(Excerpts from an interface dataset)
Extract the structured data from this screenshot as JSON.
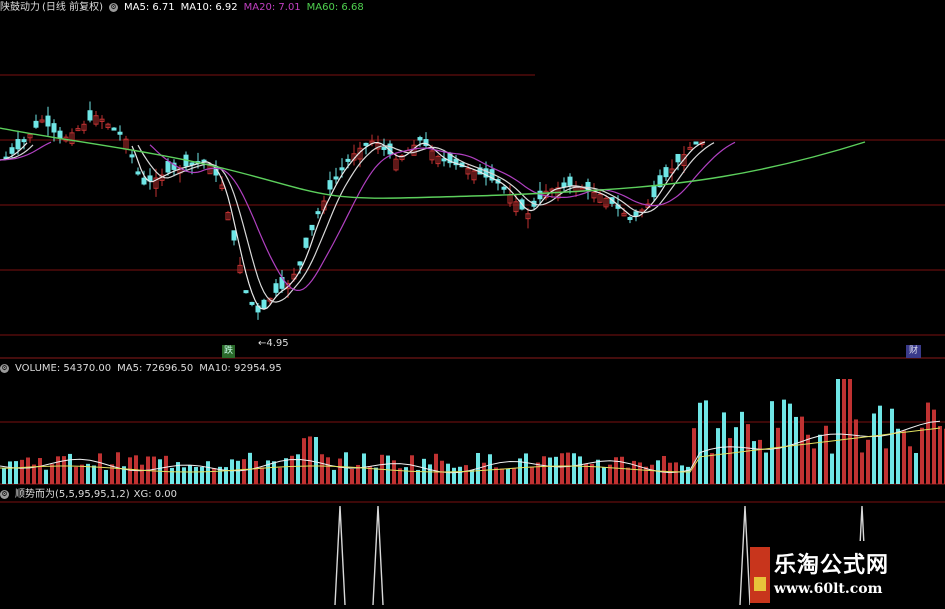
{
  "main_panel": {
    "stock_name": "陕鼓动力",
    "period": "(日线 前复权)",
    "indicators": [
      {
        "label": "MA5: 6.71",
        "color": "#ffffff"
      },
      {
        "label": "MA10: 6.92",
        "color": "#ffffff"
      },
      {
        "label": "MA20: 7.01",
        "color": "#c040c0"
      },
      {
        "label": "MA60: 6.68",
        "color": "#4fd14f"
      }
    ],
    "low_marker": "4.95",
    "badge_left": "跌",
    "badge_right": "财"
  },
  "volume_panel": {
    "label": "VOLUME: 54370.00",
    "ma5": "MA5: 72696.50",
    "ma10": "MA10: 92954.95"
  },
  "signal_panel": {
    "label": "顺势而为(5,5,95,95,1,2)",
    "xg": "XG: 0.00"
  },
  "watermark": {
    "title": "乐淘公式网",
    "url": "www.60lt.com"
  },
  "colors": {
    "up": "#c03232",
    "down": "#6fe6e6",
    "ma20": "#b040c0",
    "ma60": "#5ccf5c",
    "grid": "#7a1010"
  }
}
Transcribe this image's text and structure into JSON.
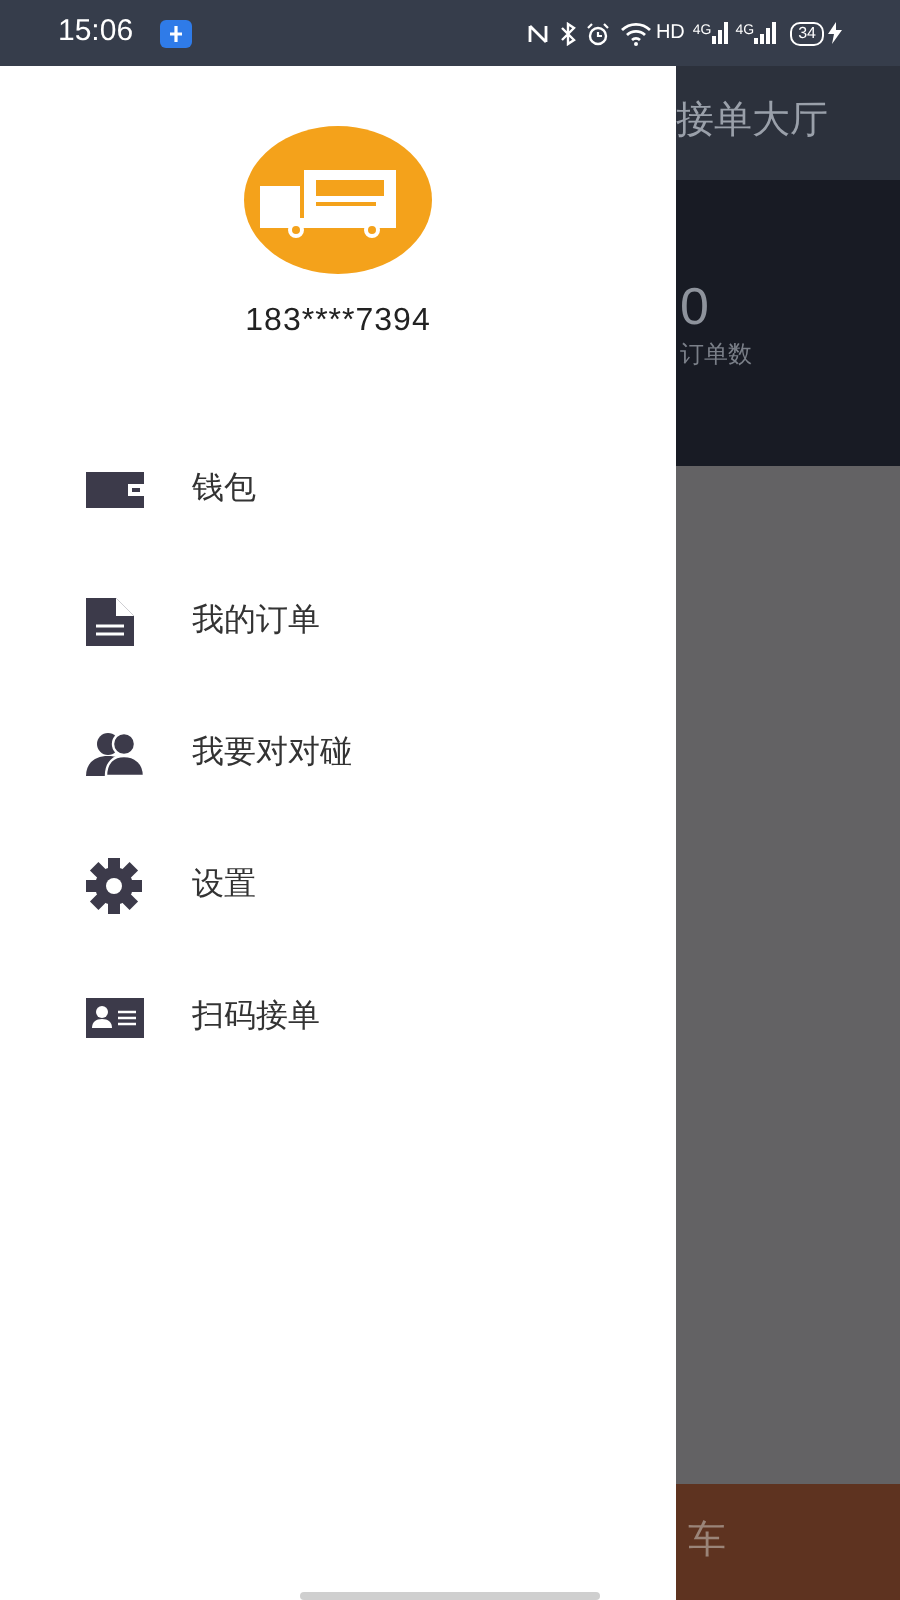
{
  "status_bar": {
    "time": "15:06",
    "hd": "HD",
    "network_1": "4G",
    "network_2": "4G",
    "battery": "34"
  },
  "drawer": {
    "phone": "183****7394",
    "menu": [
      {
        "kind": "wallet",
        "label": "钱包"
      },
      {
        "kind": "document",
        "label": "我的订单"
      },
      {
        "kind": "people",
        "label": "我要对对碰"
      },
      {
        "kind": "gear",
        "label": "设置"
      },
      {
        "kind": "card",
        "label": "扫码接单"
      }
    ]
  },
  "main": {
    "title": "接单大厅",
    "count": "0",
    "count_label": "订单数",
    "bottom_button": "车"
  }
}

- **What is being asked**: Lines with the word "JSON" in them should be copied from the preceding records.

- **Answer box**:
Extract the structured data from this screenshot as JSON.
Transcribe this image's text and structure into JSON.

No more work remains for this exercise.